A View from Emily Singer
Stem Cells from Embryos--without Destroying Them
A single cell removed from developing embryos can be turned into stem cells.
Scientists from Advanced Cell Technology (ACT) caused an uproar in 2006 when they reported that they could generate embryonic stem cells from a human embryo without destroying it, thereby sidestepping the ethical disputes that have mired the field since its inception. While they did create stem cells, and the embryos theoretically could have survived the process, they did not actually survive.
Now scientists at ACT, led by chief scientific officer Robert Lanza, have repeated the feat, developing five embryonic stem-cell lines without destroying the embryos from which they were derived. The researchers plucked a single cell from an early-stage embryo, mimicking a procedure performed during preimplantation genetic diagnosis to determine if the embryo carries harmful genetic mutations. They then transformed that cell into a line of embryonic stem cells by exposing it to chemical factors that mimic the developmental environment. The findings are published today in the journal Cell Stem Cells.
The technique might make new stem-cell lines available to researchers who are supported by government grants. In 2001, President Bush limited federal funding to stem-cell lines already in existence. But many scientists have objected to this limitation, saying that these stem-cell lines are flawed. In a press release issued by his company, Lanza says,

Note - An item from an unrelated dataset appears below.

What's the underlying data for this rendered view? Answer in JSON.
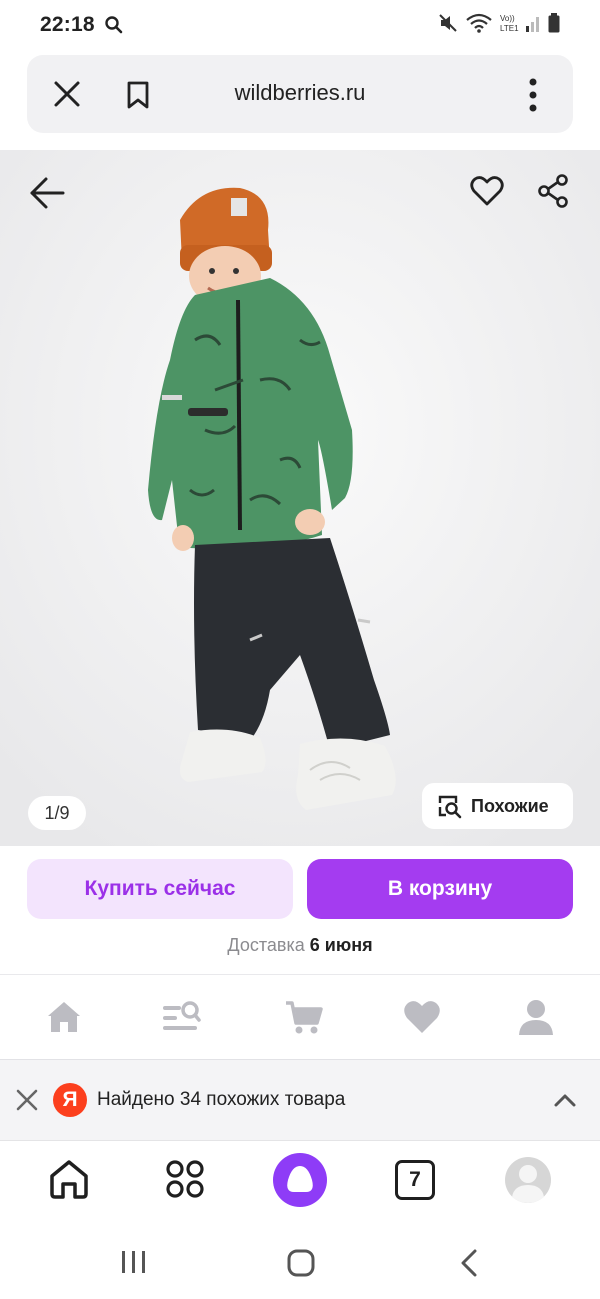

This is a working technology that exists here and now. It could be used to increase the number of stem cell lines available to Federal researchers immediately. We could send these cells out to researchers tomorrow. If the White House approves this new methodology, researchers could effectively double or triple the number of stem cell lines available within a few months. Too many needless deaths continue to occur while this research is being held up. I hope the President will act now and approve these stem cell lines quickly.
Over 80% of the biopsied embryos formed healthy blastocysts, a rate consistent with or higher than previously reported for both biopsied and normal (non-biopsied) embryos. These results are consistent with the fact that thousands of healthy children have been born following the use of PGD testing in IVF clinics worldwide.
However, it’s not yet clear if fertility doctors would embrace the technique. When Lanza’s team published its initial findings in 2006, doctors said that despite the apparent safety of the biopsy technique used during preimplantation diagnosis, patients undergoing in vitro fertilization would likely be unwilling to subject their embryos to procedures that would not directly benefit their own family, as is the case with preimplantation diagnosis.
The other option would be to apply the technique to the thousands of leftover embryos languishing in frozen storage at fertility clinics. (Parents often generate more embryos than they use.) These embryos could theoretically be biopsied for single cells and then returned to storage. Whether or not that frozen limbo satisfies ethical opponents of embryonic stem-cell research is another matter.